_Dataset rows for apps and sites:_
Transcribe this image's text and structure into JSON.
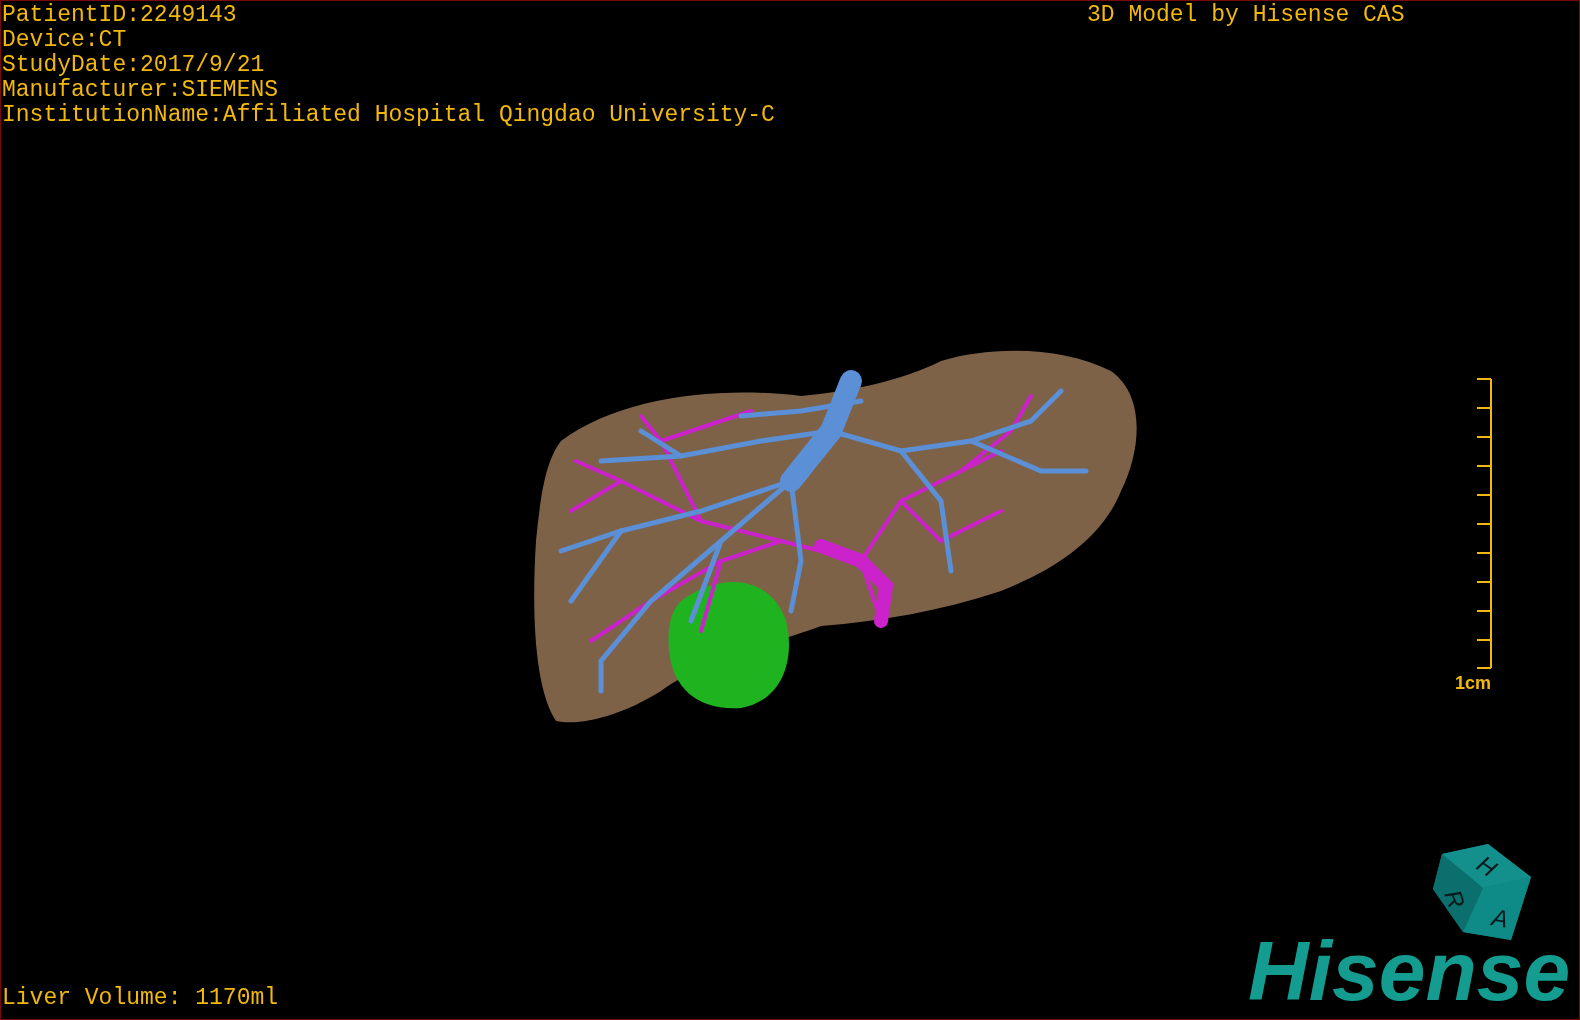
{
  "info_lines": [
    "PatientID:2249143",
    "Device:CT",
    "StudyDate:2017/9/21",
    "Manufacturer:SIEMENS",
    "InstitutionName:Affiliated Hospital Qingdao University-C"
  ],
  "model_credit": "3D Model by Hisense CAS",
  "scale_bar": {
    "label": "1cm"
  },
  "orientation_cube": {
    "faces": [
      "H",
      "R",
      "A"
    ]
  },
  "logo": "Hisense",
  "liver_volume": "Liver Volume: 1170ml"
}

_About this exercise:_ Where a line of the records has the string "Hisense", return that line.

_Solution to the problem:_
  "model_credit": "3D Model by Hisense CAS",
  "logo": "Hisense",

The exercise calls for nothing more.